I don’t want this part to go unrecognised in the fun of the run-up to Christmas: I don’t want you to forget us, or forget him, or forget all the people like him. I want you to know: he is being so brave. He is fighting so very, very hard; not the metaphorical “fight against cancer” both of us have always despised, but a real strenuous effort to override the misfiring signals of his treacherous body. I don’t want that fight to go unnoticed. I don’t want my loneliness and my anger and my grief to go unmourned. I don’t want the tireless, careful work of the nurses and doctors to be ignored. I want you to know what this is like.
And, too, I want you to know that I am still here. I am still here, and I am still writing, and I am wearing lipstick. What else can I do? I put on my lipstick, and I work, and I hope.
“You’ve got to believe,” the student nurse told me today. “You’ve got to believe, because there’s no other way.”
He’s right. I’m trying.
I write because I want to believe something useful may come of it; I write because I want to believe that one day he will come home, and I will need to have paid the bills in his absence; I write because I want to believe that if I set this on paper, even without him, it might come right in the end. I wear lipstick because if he wakes up, I want him to see me. I wear lipstick because when he wakes up, I want him to know I didn’t stop. I wear lipstick because I have to try to believe that things will improve, and that I cannot give up just yet. That’s how to reconcile those emotional and ethical quandaries, and it’s how I have sat down and written: I believe in the Tall Man, and I believe in the power of writing, and I believe in the power of lipstick.

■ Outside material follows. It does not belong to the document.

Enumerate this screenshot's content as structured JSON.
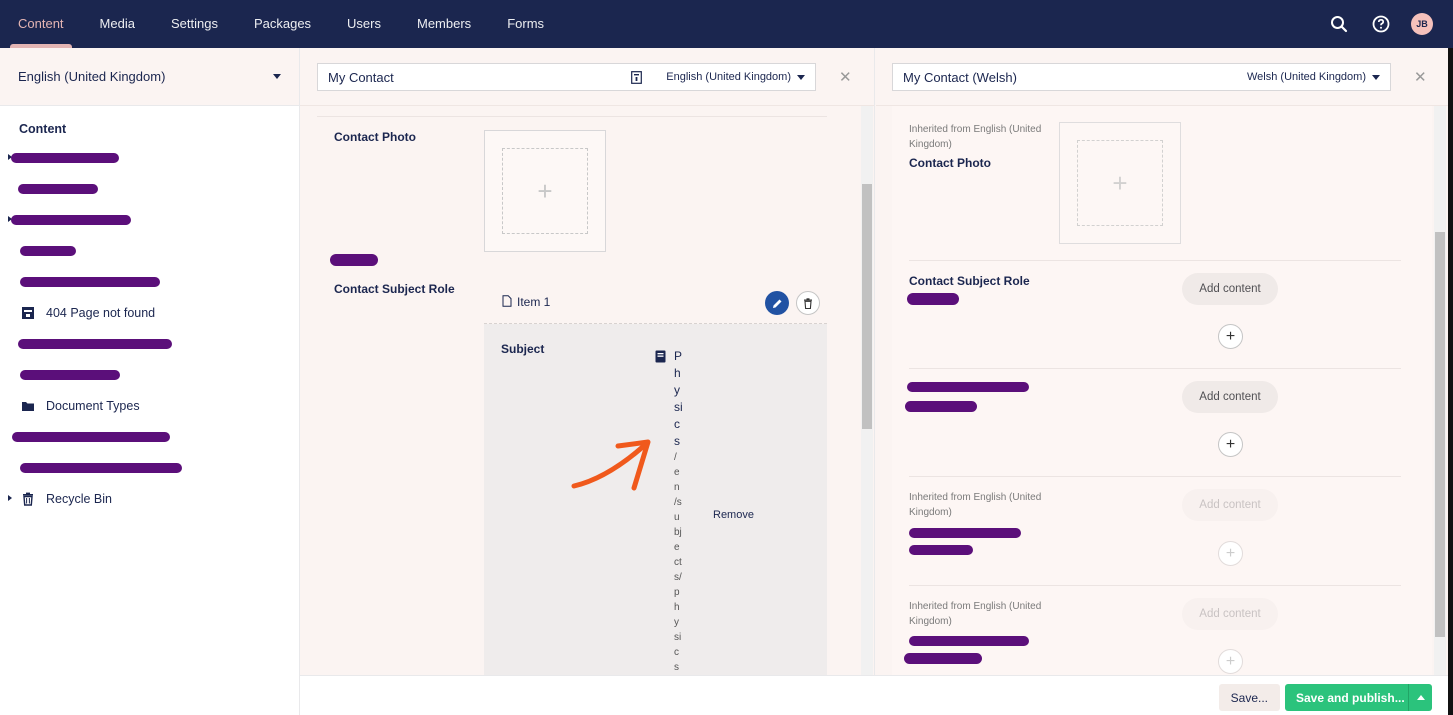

It’s almost Christmas. What else can we do but believe?
ABOUT SOMETIMES IT'S THE LITTLE THINGS...
I’d never been much of a make-up person before last year, but strange things happen on the cancer ward. When my partner, the Tall Man, was suddenly diagnosed with a rare, aggressive lymphoma, I found myself reaching for a battered tube of Mac Ruby Woo – part armour, part warpaint, all crimson defiance. This is a column about lipstick, and about caring, and about cancer, but most of all it’s my lifeline and it’s proof – for me, at least – that putting on a brave face is half the fight. Read my story so far here.